Last night, Jan, Mo, and I went to see Jojo Rabbit.
I’m still processing.
Bob Mondello at NPR tell us, “Jojo Rabbit is gently comic for a while, and then surprisingly affecting at the end, so perhaps it’s not fair to wish that Waititi had opted to deal more directly with the horrors of the Third Reich. We are, after all, living in a time when fascism is again a growing threat.”
Which, of course, raises a bunch of questions.
Owen Gleiverman at Variety finds the whole project hipper than thou. “It asks us to divide ourselves into the hip and the square. The hip are those who are savvy and brazen enough to look right into the face of the hate that surrounds us and to laugh in a defiance so roguish and knowing that it makes them part of the Insider Intransigence Club. The square are those of us who are not clued-in enough to join that club.”

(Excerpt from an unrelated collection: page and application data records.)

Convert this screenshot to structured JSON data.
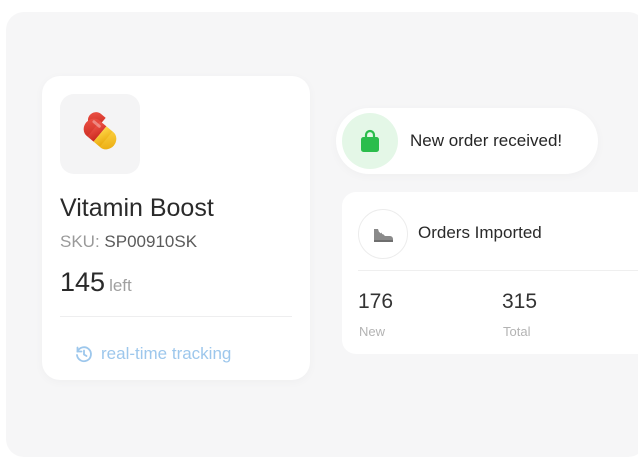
{
  "product": {
    "name": "Vitamin Boost",
    "sku_label": "SKU:",
    "sku_value": "SP00910SK",
    "stock_count": "145",
    "stock_unit": "left",
    "tracking_label": "real-time tracking",
    "icon": "pill-icon"
  },
  "notification": {
    "text": "New order received!",
    "icon": "shopping-bag-icon"
  },
  "orders": {
    "title": "Orders Imported",
    "icon": "shoe-icon",
    "stats": [
      {
        "value": "176",
        "label": "New"
      },
      {
        "value": "315",
        "label": "Total"
      }
    ]
  },
  "colors": {
    "accent_green": "#2bbd4c",
    "tracking_blue": "#9dc7ec",
    "pill_red": "#e13a2c",
    "pill_yellow": "#f5c21b"
  }
}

It is a strange mixture, no doubt. And it faces some hard, hard things from angles we don’t normally come from.
At the end I felt it was a strange film, The term “satire” that’s often used to describe it, certainly doesn’t quite capture it, although its part of it. Mo suggested “fantastic realism.” I kind of like that, sidestepping the traditional term “magical,” and with that the host of assumptions the traditional term brings along. Rather, we’re invited into a passing strange world, where we can see it is in fact the world we live in. It’s just we usually miss how totally weird it is. So, an invitation to look slant…

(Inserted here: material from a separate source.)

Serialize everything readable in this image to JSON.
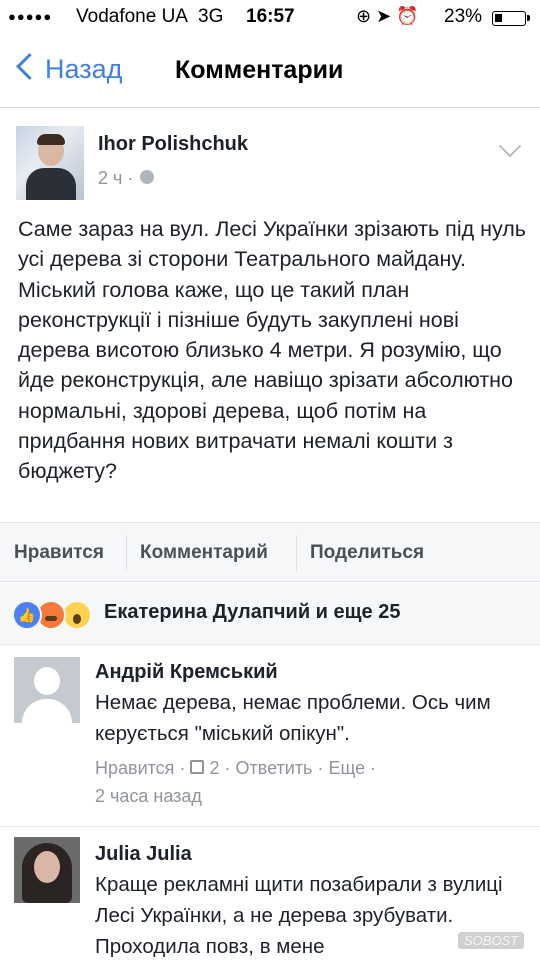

It basically has three parts. The first is a childhood view of the Nazi regime, somewhere near the end. Jojo’s imaginary best friend is Hitler, but a rather different Hitler than history portrays. Of course. He is, after all, the creation of a ten year old boy. The second part brings the horrors to the front, if a bit cleaner than in the real world, more from the corner of the eye, that slant thing – but it shows, and we see. Horror enough for Jojo. And by extension, for those willing to surrender into the film, horror enough. The third part puts it together. It is perhaps the most “Hollywood” of the parts, and the most criticized. And. It worked for me.The movie is surrealistic. The background music invites us to consider when actually is it taking place. The supporting actors, starting with the hallucinatory Aldolf Hilter played by the movie’s writer and director Taika Waititi give flesh to fantasy. Scarlett Johansson as Rosie brings the power of adult resistance and the danger of it all as a vital thread through the movie. Rebel Wilson underscores the insanity. Thomasin McKenzie does a turn out job as Elsa, if perhaps not given quite enough to work with. Jojo’s best or second best friend Yorki is played by a consistent scene stealing Archie Yates. Stephen Merchant plays a very scary if also insane gestapo officer. And, Sam Rockwell’s Captain Klenzendorf, a failed storm trooper, and probably something more, offers us the sense of decency too easily coopted, but, also…
Roman Griffin Davis is Jojo. And he brings everything we could hope for in his ten year old boy raised in Nazi Germany.
Jojo Rabbit is based on the novel Caging Skies by Christine Leunens.
Over at Rotten Tomatoes, seventy-nine percent of some two hundred and sixty-two professionals gave it a thumb’s up. While ninety-seven percent of non-professional viewers who choose to offer an opinion liked Jojo Rabbit.
Passing strange. All of it. And a fair question is, is it asking us to be hip and detached? I think someone can fairly see that in the movie. But, bottom line, I suggest no.
And, I’m still processing.
Jojo Rabbit invites. And it gives us just enough space to see.
Fascism is again a growing threat.
Maybe this film will remind some of us why it is a threat. Presented in only a mildly threatening way. But, for me, threatening enough. And maybe the right mix for a lot of us.
And, it offers hope. Not unmixed. It has its horrors. How could it not? But, there is hope in this film that extends to all of us.
I recommend it…